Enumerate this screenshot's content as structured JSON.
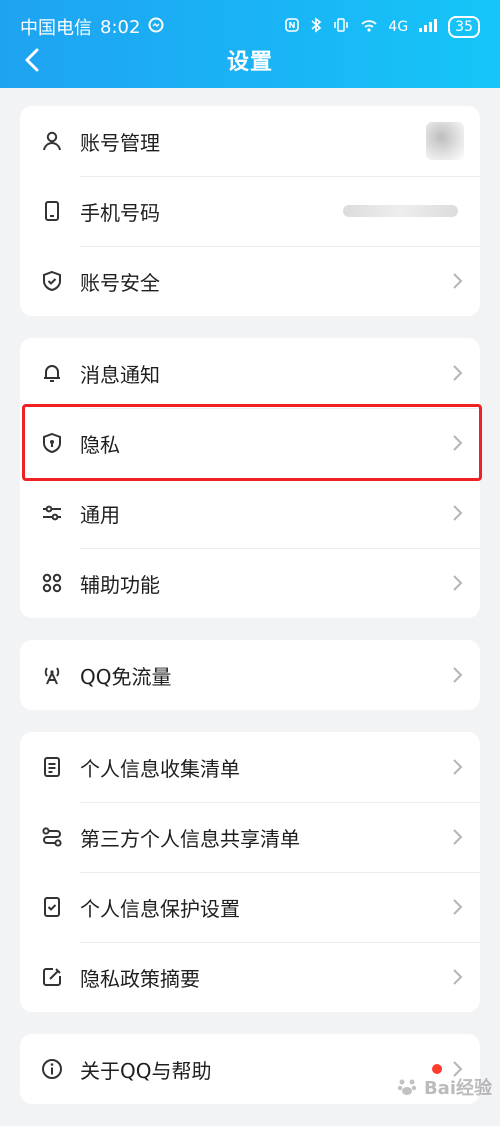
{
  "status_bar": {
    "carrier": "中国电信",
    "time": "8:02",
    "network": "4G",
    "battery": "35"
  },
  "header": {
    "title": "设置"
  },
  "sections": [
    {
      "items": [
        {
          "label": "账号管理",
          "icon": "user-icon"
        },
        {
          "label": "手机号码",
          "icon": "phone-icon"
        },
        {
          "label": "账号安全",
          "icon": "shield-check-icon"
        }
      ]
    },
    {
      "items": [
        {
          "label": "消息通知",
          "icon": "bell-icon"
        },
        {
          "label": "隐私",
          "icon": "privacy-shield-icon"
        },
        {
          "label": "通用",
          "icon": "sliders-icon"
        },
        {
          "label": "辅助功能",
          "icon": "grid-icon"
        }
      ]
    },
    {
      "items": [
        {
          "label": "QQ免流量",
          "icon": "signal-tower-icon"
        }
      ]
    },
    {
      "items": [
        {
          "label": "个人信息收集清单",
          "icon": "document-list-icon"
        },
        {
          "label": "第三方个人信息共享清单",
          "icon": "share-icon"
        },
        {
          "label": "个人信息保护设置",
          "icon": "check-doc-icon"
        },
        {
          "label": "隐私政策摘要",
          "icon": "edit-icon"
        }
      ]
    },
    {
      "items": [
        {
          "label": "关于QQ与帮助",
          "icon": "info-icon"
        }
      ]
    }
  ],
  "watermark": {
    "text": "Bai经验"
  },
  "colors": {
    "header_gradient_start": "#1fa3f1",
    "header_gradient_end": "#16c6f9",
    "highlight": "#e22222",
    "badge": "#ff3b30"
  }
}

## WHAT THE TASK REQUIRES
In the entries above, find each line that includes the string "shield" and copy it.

## ANSWER TO THIS EXERCISE
          "icon": "shield-check-icon"
          "icon": "privacy-shield-icon"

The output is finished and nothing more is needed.